This is a press release courtesy of the Oregon Zoo
Asian elephant Samudra turned 5 years old at the Oregon Zoo today, and it’s fair to say big brothers don’t come much bigger.
“Sam’s growing up to be a big boy, just like his daddy, Tusko,” said Shawn Finnell, senior elephant keeper. “He weighs more than two tons now, and he’s almost as tall as Chendra, who’s the smallest of the adult females.”
Samudra, born Aug. 23, 2008, had a rough start to life. First-time mom Rose-Tu became confused and agitated after delivering Sam, and keepers worked hard to ensure the critical mother-calf bond became the strong one it is today. Now that he’s older, Samudra’s also been getting life lessons from his dad.
Tusko — the father of both Samudra and Lily — has been teaching his son what it means to be a bull over the past two years. Keepers believe that seeing male behavior modeled from an early age will have a positive effect on Samudra’s ability to socialize with the herd as he matures. So far, it seems to be working.
“Sam’s been a very patient big brother,” Finnell said. “Lily has been enjoying daily play sessions with him — and she’s at the point now where she initiates the play. King of the Mountain is the game of choice right now. Sam always lets her win.”
Keepers say Lily, born Nov. 30, is proving a boisterous addition to the zoo’s Asian elephant herd — and the pitter-patter of little feet is beginning to sound downright thunderous: At just under 9 months old, the zoo’s youngest elephant has already topped 900 pounds.
“Lily was born big, and she’s got a big personality to match,” Finnell said. “She’s more than tripled her birth weight of 300 pounds. You can almost watch her grow.”
Keepers have begun daily training sessions with the young elephant — encouraging her, through positive reinforcement, to participate in the routine checkups and veterinary tests needed for her healthcare.

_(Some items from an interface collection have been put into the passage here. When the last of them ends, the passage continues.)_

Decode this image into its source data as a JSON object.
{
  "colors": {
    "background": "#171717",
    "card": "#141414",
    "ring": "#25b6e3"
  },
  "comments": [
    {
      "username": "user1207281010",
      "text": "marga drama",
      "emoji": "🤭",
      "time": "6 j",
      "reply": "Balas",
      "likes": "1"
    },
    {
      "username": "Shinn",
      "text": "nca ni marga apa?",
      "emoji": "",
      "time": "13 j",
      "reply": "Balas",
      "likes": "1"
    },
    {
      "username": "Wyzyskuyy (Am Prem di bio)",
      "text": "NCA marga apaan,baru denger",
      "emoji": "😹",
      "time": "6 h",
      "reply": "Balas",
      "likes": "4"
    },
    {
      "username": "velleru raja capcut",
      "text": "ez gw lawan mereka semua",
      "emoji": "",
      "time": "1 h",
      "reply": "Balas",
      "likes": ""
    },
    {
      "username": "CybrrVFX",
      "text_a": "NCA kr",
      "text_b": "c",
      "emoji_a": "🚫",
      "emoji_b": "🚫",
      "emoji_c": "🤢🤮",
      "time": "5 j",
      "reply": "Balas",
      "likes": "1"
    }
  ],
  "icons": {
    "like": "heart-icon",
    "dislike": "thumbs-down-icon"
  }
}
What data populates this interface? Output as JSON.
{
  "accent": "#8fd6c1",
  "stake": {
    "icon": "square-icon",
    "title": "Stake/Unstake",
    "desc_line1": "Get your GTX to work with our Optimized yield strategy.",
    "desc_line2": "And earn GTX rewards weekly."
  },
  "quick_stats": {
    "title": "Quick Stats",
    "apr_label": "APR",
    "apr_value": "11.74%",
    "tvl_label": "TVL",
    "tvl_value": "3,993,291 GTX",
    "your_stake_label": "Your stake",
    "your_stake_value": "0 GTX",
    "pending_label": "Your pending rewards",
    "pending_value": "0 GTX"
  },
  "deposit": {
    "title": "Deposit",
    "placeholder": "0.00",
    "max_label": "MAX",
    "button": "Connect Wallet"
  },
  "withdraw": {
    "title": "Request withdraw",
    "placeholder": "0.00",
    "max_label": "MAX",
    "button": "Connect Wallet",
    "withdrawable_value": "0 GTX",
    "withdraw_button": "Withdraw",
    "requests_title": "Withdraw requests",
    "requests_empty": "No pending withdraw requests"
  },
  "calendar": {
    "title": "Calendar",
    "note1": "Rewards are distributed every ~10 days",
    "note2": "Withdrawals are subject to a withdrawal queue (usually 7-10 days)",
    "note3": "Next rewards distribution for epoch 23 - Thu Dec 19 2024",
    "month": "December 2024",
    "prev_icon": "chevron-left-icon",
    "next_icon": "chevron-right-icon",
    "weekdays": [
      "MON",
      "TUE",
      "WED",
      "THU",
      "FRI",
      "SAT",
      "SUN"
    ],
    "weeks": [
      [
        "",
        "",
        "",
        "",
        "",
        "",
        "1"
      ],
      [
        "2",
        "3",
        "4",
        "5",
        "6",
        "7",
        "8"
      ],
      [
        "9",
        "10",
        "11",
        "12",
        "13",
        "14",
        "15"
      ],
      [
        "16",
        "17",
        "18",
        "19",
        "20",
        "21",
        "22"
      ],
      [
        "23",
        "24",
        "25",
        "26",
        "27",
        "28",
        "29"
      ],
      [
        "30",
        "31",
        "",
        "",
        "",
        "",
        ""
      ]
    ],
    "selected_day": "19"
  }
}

“We train the elephants in a lot of behaviors geared toward their care,” Finnell said. “She’s learning to open her mouth so we can check her teeth and gums, and she’s learning to pick up her feet, which will be very helpful for her care throughout her life. Getting the animals to participate voluntarily makes it so much easier if we need to administer medical treatment.”
Like her big brother, Lily enjoys the water. (Samudra’s name — a Sanskrit term for ocean — was inspired by his love of all things wet.)
“Her favorite activity is probably her bath,” Finnell said. “She enjoys rolling around in the water under mom. It’s fun to see Lily growing up and taking on traits similar to her mother, father and big brother.”
By the time Samudra is 7 years old and Lily is 3, things should be looking a lot different for the zoo’s elephant herd. In June, the zoo broke ground on Elephant Lands, an expansion of the current habitat that will quadruple the animals’ space and dramatically enhance their experiences and daily routines. The new habitat is scheduled to open in 2015. To learn more, visit oregonzoo.org/ElephantLands.